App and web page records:

- - - - -

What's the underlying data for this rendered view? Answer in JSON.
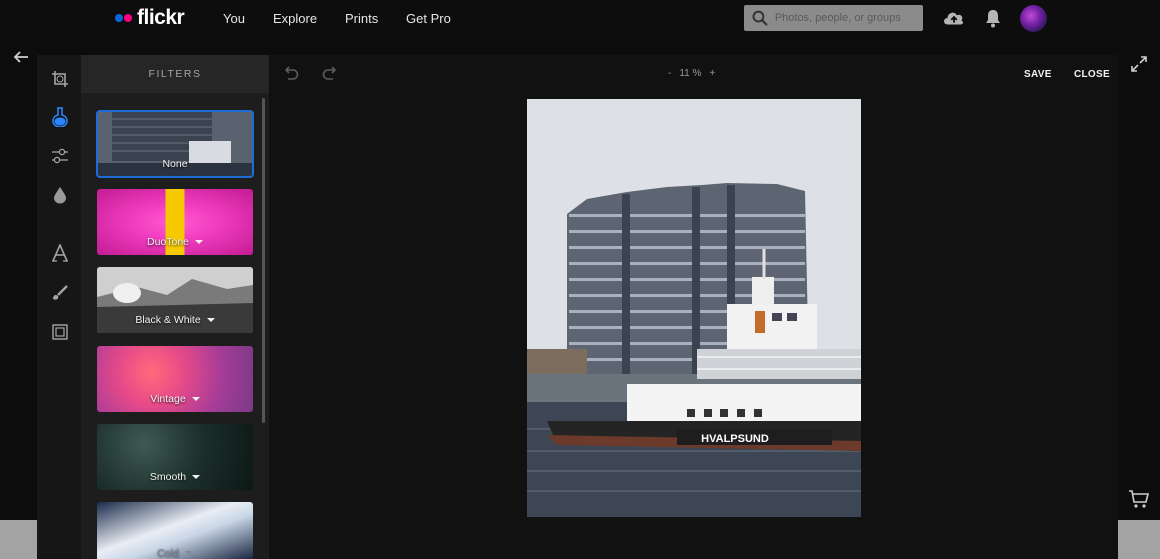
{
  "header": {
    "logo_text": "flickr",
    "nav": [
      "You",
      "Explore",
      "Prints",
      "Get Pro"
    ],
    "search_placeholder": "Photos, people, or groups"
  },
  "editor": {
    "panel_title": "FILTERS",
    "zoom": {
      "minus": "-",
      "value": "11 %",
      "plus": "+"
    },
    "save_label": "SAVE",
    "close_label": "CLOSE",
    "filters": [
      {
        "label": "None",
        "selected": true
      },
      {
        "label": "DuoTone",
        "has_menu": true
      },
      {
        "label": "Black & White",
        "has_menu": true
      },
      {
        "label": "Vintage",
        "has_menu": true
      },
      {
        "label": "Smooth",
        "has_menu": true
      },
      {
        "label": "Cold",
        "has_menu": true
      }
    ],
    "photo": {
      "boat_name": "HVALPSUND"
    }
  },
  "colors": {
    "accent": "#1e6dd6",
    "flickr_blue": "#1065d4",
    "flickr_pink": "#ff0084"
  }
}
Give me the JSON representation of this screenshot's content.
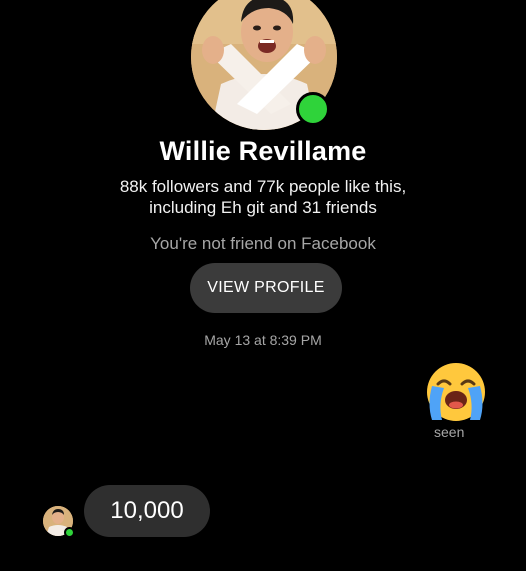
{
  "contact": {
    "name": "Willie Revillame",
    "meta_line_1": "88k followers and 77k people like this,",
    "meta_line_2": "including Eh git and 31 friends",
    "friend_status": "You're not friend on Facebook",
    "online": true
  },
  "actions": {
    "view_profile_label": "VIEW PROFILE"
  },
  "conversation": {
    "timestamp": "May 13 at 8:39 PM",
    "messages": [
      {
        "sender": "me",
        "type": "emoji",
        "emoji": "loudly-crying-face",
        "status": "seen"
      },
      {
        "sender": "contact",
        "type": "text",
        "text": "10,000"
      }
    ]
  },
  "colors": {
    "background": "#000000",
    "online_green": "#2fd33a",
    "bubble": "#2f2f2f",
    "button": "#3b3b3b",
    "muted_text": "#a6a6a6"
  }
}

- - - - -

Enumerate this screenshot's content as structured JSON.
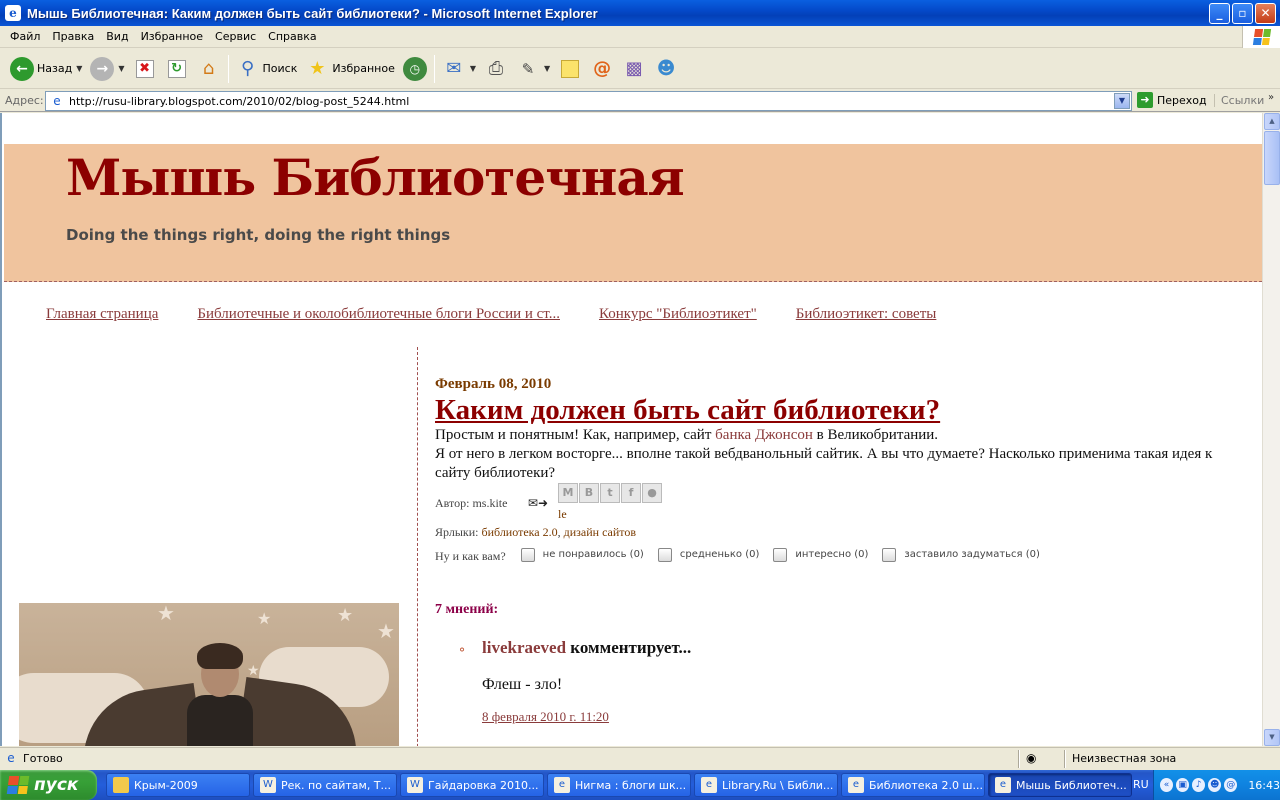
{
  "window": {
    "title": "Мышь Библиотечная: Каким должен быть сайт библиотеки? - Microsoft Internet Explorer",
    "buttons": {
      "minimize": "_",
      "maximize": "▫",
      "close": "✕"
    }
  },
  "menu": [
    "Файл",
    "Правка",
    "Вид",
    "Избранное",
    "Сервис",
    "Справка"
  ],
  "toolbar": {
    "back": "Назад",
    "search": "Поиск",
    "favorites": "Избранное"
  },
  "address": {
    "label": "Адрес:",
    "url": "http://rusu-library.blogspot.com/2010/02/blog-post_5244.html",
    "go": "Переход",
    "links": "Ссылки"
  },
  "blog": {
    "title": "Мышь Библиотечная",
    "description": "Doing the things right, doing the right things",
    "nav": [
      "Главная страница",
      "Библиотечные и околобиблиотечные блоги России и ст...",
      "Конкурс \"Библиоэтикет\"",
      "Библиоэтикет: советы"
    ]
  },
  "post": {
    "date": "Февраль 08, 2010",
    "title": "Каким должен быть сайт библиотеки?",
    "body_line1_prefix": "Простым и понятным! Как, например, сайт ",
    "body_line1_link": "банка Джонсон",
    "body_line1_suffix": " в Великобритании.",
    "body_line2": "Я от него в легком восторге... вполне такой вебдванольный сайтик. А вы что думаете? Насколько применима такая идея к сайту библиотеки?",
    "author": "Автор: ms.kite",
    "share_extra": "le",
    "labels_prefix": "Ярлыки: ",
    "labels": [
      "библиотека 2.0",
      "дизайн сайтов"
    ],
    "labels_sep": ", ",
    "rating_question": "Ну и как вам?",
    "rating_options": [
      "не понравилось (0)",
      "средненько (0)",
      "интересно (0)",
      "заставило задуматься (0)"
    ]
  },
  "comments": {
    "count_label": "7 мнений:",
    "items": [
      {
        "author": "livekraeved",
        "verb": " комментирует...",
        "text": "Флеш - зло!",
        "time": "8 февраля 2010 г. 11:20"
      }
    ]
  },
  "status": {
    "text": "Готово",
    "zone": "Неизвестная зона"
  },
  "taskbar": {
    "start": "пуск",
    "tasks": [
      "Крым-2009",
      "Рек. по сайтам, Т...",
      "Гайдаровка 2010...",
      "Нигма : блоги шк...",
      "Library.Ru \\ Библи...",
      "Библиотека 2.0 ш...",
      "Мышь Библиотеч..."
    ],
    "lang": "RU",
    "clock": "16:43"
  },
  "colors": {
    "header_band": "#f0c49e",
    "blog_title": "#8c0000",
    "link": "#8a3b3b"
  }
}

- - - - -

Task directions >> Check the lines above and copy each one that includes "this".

Response >>
What's the underlying data for this rendered view? Answer in JSON.
Give me the JSON representation of this screenshot's content.
    "meta_line_1": "88k followers and 77k people like this,",
Enumerate this screenshot's content as structured JSON.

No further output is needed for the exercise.